• [Problem description] A word-for-word repeat of the records below is what this calls for.

[Items from an interface collection]
Segment Open
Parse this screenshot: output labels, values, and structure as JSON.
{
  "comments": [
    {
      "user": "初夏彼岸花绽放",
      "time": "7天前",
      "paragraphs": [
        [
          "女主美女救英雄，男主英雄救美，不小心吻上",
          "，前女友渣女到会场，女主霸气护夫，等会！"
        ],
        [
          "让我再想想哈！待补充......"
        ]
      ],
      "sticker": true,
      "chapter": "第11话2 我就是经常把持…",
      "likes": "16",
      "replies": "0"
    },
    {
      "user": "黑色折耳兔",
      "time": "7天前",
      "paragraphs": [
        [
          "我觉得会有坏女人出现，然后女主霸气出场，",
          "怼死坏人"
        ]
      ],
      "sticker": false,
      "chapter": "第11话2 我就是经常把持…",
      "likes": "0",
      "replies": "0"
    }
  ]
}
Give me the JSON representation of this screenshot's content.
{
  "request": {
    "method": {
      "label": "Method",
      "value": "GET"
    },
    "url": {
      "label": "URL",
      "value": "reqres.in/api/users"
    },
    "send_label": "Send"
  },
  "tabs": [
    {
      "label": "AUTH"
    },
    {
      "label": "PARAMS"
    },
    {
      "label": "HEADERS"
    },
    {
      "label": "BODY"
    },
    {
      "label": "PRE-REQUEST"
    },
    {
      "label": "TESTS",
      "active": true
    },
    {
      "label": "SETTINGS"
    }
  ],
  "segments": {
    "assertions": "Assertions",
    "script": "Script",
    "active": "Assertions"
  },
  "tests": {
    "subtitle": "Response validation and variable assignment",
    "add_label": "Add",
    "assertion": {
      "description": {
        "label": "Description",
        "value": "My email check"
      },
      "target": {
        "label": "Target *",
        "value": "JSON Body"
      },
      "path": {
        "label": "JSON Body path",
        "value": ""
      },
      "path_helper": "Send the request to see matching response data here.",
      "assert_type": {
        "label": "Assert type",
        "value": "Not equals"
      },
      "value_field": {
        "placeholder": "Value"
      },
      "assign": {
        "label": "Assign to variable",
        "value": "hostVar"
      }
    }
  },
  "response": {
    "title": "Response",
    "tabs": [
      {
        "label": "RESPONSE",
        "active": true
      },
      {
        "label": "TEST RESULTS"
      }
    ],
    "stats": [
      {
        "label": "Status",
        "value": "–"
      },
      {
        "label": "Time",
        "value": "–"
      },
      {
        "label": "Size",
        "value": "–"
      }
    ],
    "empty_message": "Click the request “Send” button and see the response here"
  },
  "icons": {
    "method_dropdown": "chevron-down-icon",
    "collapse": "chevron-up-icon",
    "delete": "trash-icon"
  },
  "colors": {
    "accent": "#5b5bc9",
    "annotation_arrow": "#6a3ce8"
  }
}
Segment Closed
• [Written solution]
Parse this screenshot: output labels, values, and structure as JSON.
{
  "comments": [
    {
      "user": "初夏彼岸花绽放",
      "time": "7天前",
      "paragraphs": [
        [
          "女主美女救英雄，男主英雄救美，不小心吻上",
          "，前女友渣女到会场，女主霸气护夫，等会！"
        ],
        [
          "让我再想想哈！待补充......"
        ]
      ],
      "sticker": true,
      "chapter": "第11话2 我就是经常把持…",
      "likes": "16",
      "replies": "0"
    },
    {
      "user": "黑色折耳兔",
      "time": "7天前",
      "paragraphs": [
        [
          "我觉得会有坏女人出现，然后女主霸气出场，",
          "怼死坏人"
        ]
      ],
      "sticker": false,
      "chapter": "第11话2 我就是经常把持…",
      "likes": "0",
      "replies": "0"
    }
  ]
}
Give me the JSON representation of this screenshot's content.
{
  "request": {
    "method": {
      "label": "Method",
      "value": "GET"
    },
    "url": {
      "label": "URL",
      "value": "reqres.in/api/users"
    },
    "send_label": "Send"
  },
  "tabs": [
    {
      "label": "AUTH"
    },
    {
      "label": "PARAMS"
    },
    {
      "label": "HEADERS"
    },
    {
      "label": "BODY"
    },
    {
      "label": "PRE-REQUEST"
    },
    {
      "label": "TESTS",
      "active": true
    },
    {
      "label": "SETTINGS"
    }
  ],
  "segments": {
    "assertions": "Assertions",
    "script": "Script",
    "active": "Assertions"
  },
  "tests": {
    "subtitle": "Response validation and variable assignment",
    "add_label": "Add",
    "assertion": {
      "description": {
        "label": "Description",
        "value": "My email check"
      },
      "target": {
        "label": "Target *",
        "value": "JSON Body"
      },
      "path": {
        "label": "JSON Body path",
        "value": ""
      },
      "path_helper": "Send the request to see matching response data here.",
      "assert_type": {
        "label": "Assert type",
        "value": "Not equals"
      },
      "value_field": {
        "placeholder": "Value"
      },
      "assign": {
        "label": "Assign to variable",
        "value": "hostVar"
      }
    }
  },
  "response": {
    "title": "Response",
    "tabs": [
      {
        "label": "RESPONSE",
        "active": true
      },
      {
        "label": "TEST RESULTS"
      }
    ],
    "stats": [
      {
        "label": "Status",
        "value": "–"
      },
      {
        "label": "Time",
        "value": "–"
      },
      {
        "label": "Size",
        "value": "–"
      }
    ],
    "empty_message": "Click the request “Send” button and see the response here"
  },
  "icons": {
    "method_dropdown": "chevron-down-icon",
    "collapse": "chevron-up-icon",
    "delete": "trash-icon"
  },
  "colors": {
    "accent": "#5b5bc9",
    "annotation_arrow": "#6a3ce8"
  }
}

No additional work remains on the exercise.